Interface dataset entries

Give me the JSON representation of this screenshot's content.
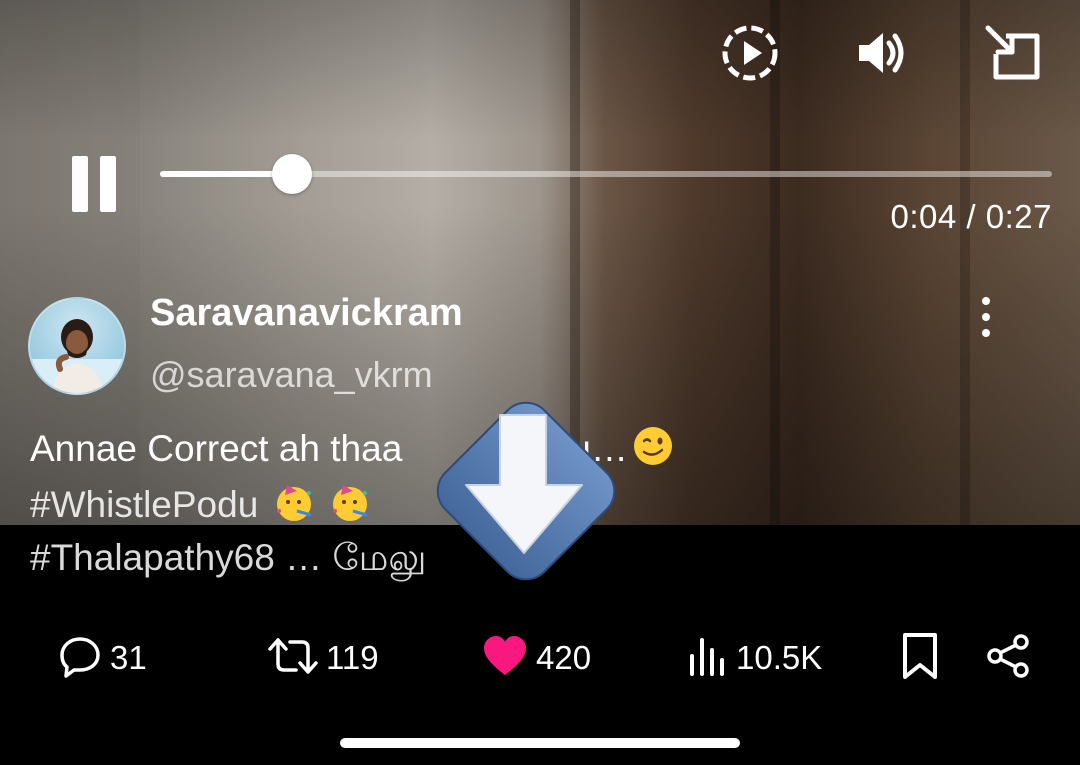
{
  "player": {
    "current_time": "0:04",
    "duration": "0:27",
    "time_separator": " / ",
    "progress_fraction": 0.148
  },
  "author": {
    "name": "Saravanavickram",
    "handle": "@saravana_vkrm"
  },
  "tweet": {
    "line1": "Annae Correct ah thaa",
    "line1_end": "kaaru…",
    "line2": "#WhistlePodu",
    "line3": "#Thalapathy68 … மேலு"
  },
  "actions": {
    "replies": "31",
    "retweets": "119",
    "likes": "420",
    "views": "10.5K"
  },
  "icons": {
    "top": [
      "autoplay-icon",
      "volume-icon",
      "minimize-icon"
    ],
    "actions": [
      "reply-icon",
      "retweet-icon",
      "like-icon",
      "views-icon",
      "bookmark-icon",
      "share-icon"
    ]
  },
  "colors": {
    "like": "#f91880",
    "background": "#000000",
    "download_badge": "#5a82b8"
  }
}
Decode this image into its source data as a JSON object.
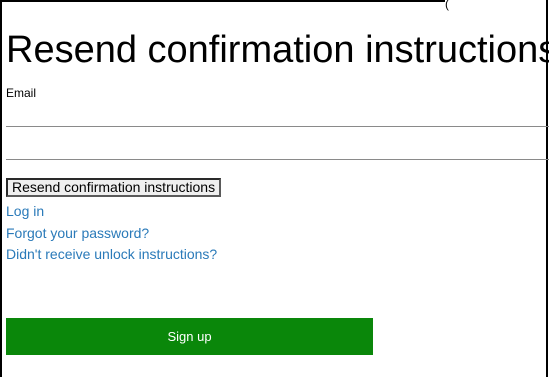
{
  "page": {
    "title": "Resend confirmation instructions"
  },
  "form": {
    "email_label": "Email",
    "email_value": "",
    "submit_label": "Resend confirmation instructions"
  },
  "links": [
    {
      "label": "Log in"
    },
    {
      "label": "Forgot your password?"
    },
    {
      "label": "Didn't receive unlock instructions?"
    }
  ],
  "signup": {
    "label": "Sign up",
    "color": "#0a870a"
  },
  "colors": {
    "link": "#2a7ab9",
    "text": "#000000",
    "background": "#ffffff"
  }
}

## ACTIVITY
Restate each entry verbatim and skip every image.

## FINISHED TASK
Give me the JSON representation of this screenshot's content.
{
  "player": {
    "current_time": "0:04",
    "duration": "0:27",
    "time_separator": " / ",
    "progress_fraction": 0.148
  },
  "author": {
    "name": "Saravanavickram",
    "handle": "@saravana_vkrm"
  },
  "tweet": {
    "line1": "Annae Correct ah thaa",
    "line1_end": "kaaru…",
    "line2": "#WhistlePodu",
    "line3": "#Thalapathy68 … மேலு"
  },
  "actions": {
    "replies": "31",
    "retweets": "119",
    "likes": "420",
    "views": "10.5K"
  },
  "icons": {
    "top": [
      "autoplay-icon",
      "volume-icon",
      "minimize-icon"
    ],
    "actions": [
      "reply-icon",
      "retweet-icon",
      "like-icon",
      "views-icon",
      "bookmark-icon",
      "share-icon"
    ]
  },
  "colors": {
    "like": "#f91880",
    "background": "#000000",
    "download_badge": "#5a82b8"
  }
}
Decode this image into its source data as a JSON object.
{
  "page": {
    "title": "Resend confirmation instructions"
  },
  "form": {
    "email_label": "Email",
    "email_value": "",
    "submit_label": "Resend confirmation instructions"
  },
  "links": [
    {
      "label": "Log in"
    },
    {
      "label": "Forgot your password?"
    },
    {
      "label": "Didn't receive unlock instructions?"
    }
  ],
  "signup": {
    "label": "Sign up",
    "color": "#0a870a"
  },
  "colors": {
    "link": "#2a7ab9",
    "text": "#000000",
    "background": "#ffffff"
  }
}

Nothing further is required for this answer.